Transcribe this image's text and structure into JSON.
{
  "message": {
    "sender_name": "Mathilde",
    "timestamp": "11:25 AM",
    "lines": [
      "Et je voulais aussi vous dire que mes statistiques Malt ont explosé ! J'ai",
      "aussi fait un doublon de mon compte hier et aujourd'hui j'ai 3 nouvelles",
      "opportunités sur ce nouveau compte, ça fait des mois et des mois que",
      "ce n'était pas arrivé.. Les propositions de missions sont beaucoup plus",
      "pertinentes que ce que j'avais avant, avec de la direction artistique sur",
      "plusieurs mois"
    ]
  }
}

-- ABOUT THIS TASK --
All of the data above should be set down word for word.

-- SOLUTION TO THE PROBLEM --
Transcribe this image's text and structure into JSON.
{
  "message": {
    "sender_name": "Mathilde",
    "timestamp": "11:25 AM",
    "lines": [
      "Et je voulais aussi vous dire que mes statistiques Malt ont explosé ! J'ai",
      "aussi fait un doublon de mon compte hier et aujourd'hui j'ai 3 nouvelles",
      "opportunités sur ce nouveau compte, ça fait des mois et des mois que",
      "ce n'était pas arrivé.. Les propositions de missions sont beaucoup plus",
      "pertinentes que ce que j'avais avant, avec de la direction artistique sur",
      "plusieurs mois"
    ]
  }
}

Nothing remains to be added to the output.